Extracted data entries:

[Start of section]

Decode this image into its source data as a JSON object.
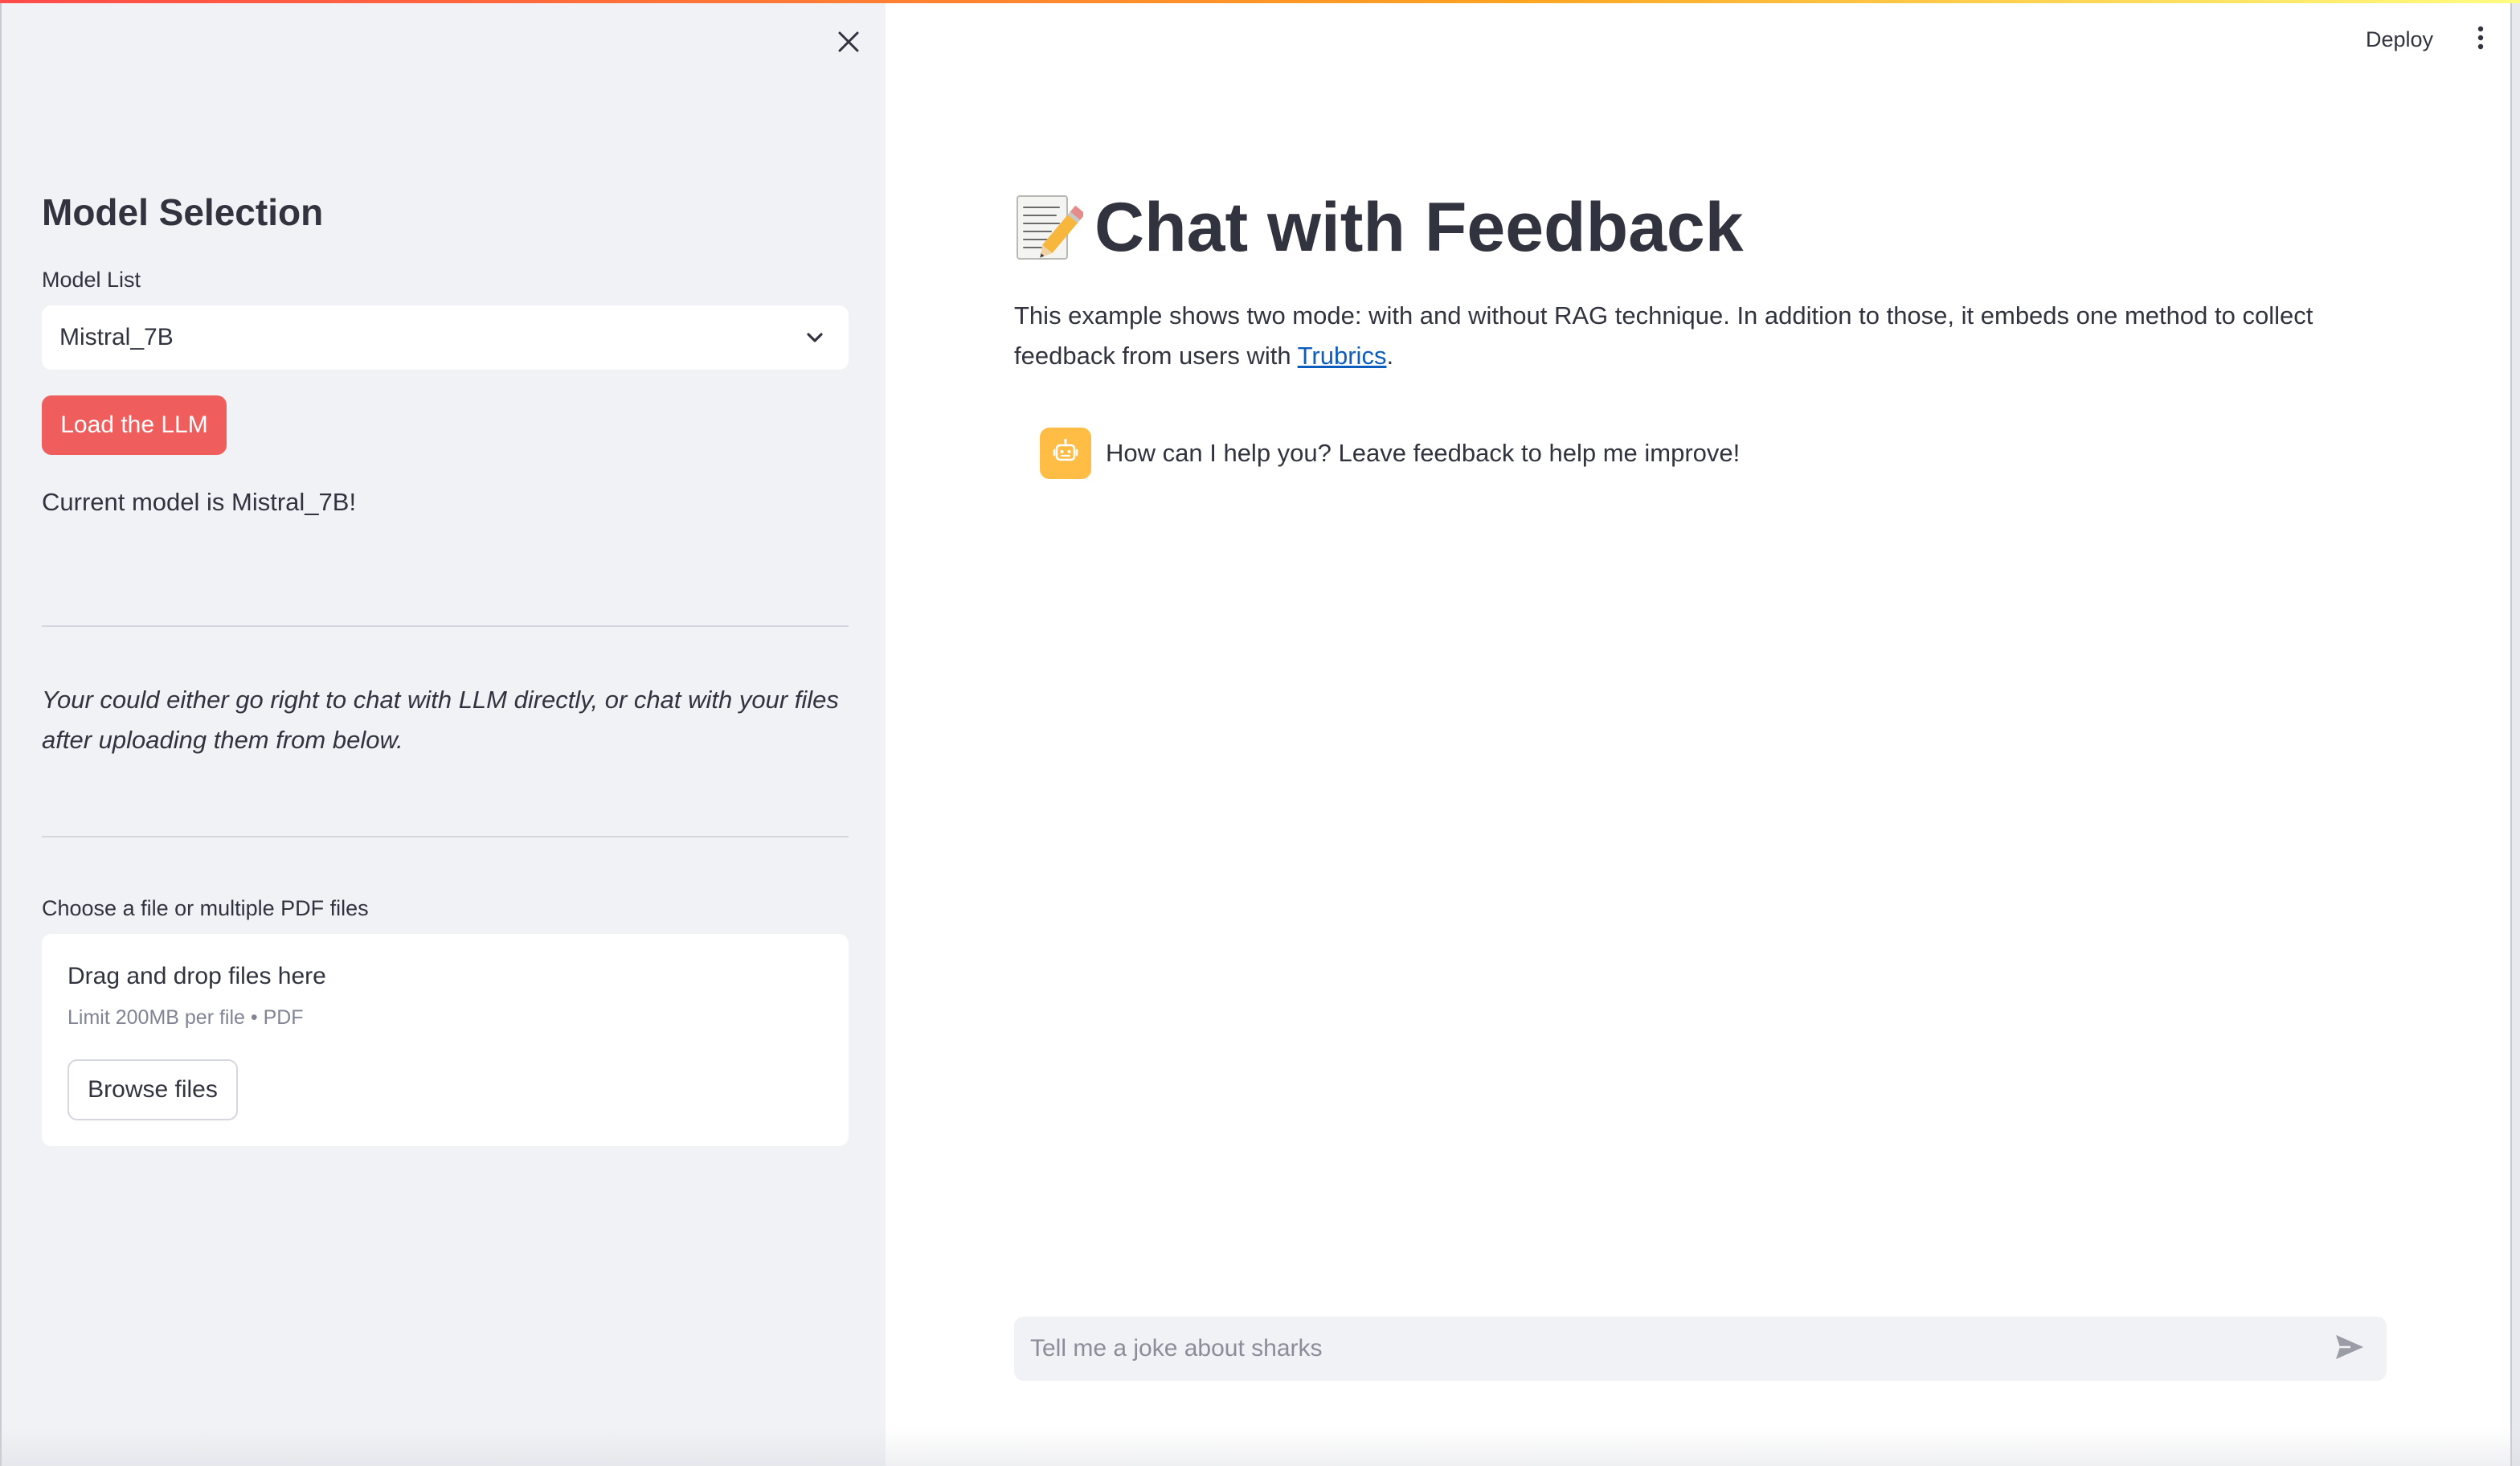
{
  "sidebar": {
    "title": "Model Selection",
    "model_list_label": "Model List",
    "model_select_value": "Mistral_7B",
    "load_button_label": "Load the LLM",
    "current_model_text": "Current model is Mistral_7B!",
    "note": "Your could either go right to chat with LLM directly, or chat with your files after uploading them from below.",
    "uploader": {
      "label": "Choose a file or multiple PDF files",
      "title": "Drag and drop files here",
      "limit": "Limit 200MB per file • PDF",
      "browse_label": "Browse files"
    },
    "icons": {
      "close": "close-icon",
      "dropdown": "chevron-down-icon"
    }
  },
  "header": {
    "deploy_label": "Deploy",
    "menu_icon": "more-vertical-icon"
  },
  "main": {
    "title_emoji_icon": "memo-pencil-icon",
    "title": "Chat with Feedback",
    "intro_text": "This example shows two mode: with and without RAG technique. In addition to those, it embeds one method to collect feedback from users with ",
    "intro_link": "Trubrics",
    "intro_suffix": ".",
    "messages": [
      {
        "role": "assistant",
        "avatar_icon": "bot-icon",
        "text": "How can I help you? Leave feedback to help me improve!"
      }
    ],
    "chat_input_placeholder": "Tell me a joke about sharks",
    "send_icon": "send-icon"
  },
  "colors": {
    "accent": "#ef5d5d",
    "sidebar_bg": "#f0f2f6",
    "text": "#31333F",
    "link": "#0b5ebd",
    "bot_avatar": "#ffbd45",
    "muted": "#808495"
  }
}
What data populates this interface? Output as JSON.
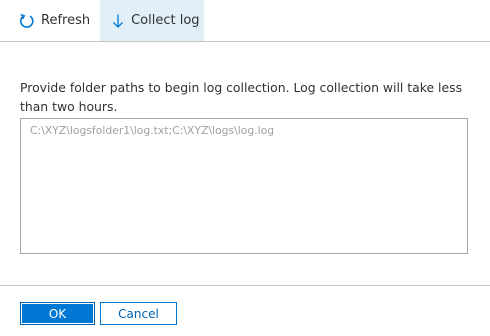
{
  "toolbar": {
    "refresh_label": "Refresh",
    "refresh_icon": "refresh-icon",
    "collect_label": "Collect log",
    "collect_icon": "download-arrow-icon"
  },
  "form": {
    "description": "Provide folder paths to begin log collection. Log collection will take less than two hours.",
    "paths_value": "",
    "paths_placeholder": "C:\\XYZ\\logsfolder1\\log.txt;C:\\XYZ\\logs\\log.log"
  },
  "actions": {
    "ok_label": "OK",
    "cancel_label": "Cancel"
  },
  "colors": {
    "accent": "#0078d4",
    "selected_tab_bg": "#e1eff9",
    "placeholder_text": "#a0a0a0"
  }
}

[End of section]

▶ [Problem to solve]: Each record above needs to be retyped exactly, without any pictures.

▶ [Answer section]:
Decode this image into its source data as a JSON object.
{
  "sidebar": {
    "title": "Model Selection",
    "model_list_label": "Model List",
    "model_select_value": "Mistral_7B",
    "load_button_label": "Load the LLM",
    "current_model_text": "Current model is Mistral_7B!",
    "note": "Your could either go right to chat with LLM directly, or chat with your files after uploading them from below.",
    "uploader": {
      "label": "Choose a file or multiple PDF files",
      "title": "Drag and drop files here",
      "limit": "Limit 200MB per file • PDF",
      "browse_label": "Browse files"
    },
    "icons": {
      "close": "close-icon",
      "dropdown": "chevron-down-icon"
    }
  },
  "header": {
    "deploy_label": "Deploy",
    "menu_icon": "more-vertical-icon"
  },
  "main": {
    "title_emoji_icon": "memo-pencil-icon",
    "title": "Chat with Feedback",
    "intro_text": "This example shows two mode: with and without RAG technique. In addition to those, it embeds one method to collect feedback from users with ",
    "intro_link": "Trubrics",
    "intro_suffix": ".",
    "messages": [
      {
        "role": "assistant",
        "avatar_icon": "bot-icon",
        "text": "How can I help you? Leave feedback to help me improve!"
      }
    ],
    "chat_input_placeholder": "Tell me a joke about sharks",
    "send_icon": "send-icon"
  },
  "colors": {
    "accent": "#ef5d5d",
    "sidebar_bg": "#f0f2f6",
    "text": "#31333F",
    "link": "#0b5ebd",
    "bot_avatar": "#ffbd45",
    "muted": "#808495"
  }
}
What data populates this interface? Output as JSON.
{
  "toolbar": {
    "refresh_label": "Refresh",
    "refresh_icon": "refresh-icon",
    "collect_label": "Collect log",
    "collect_icon": "download-arrow-icon"
  },
  "form": {
    "description": "Provide folder paths to begin log collection. Log collection will take less than two hours.",
    "paths_value": "",
    "paths_placeholder": "C:\\XYZ\\logsfolder1\\log.txt;C:\\XYZ\\logs\\log.log"
  },
  "actions": {
    "ok_label": "OK",
    "cancel_label": "Cancel"
  },
  "colors": {
    "accent": "#0078d4",
    "selected_tab_bg": "#e1eff9",
    "placeholder_text": "#a0a0a0"
  }
}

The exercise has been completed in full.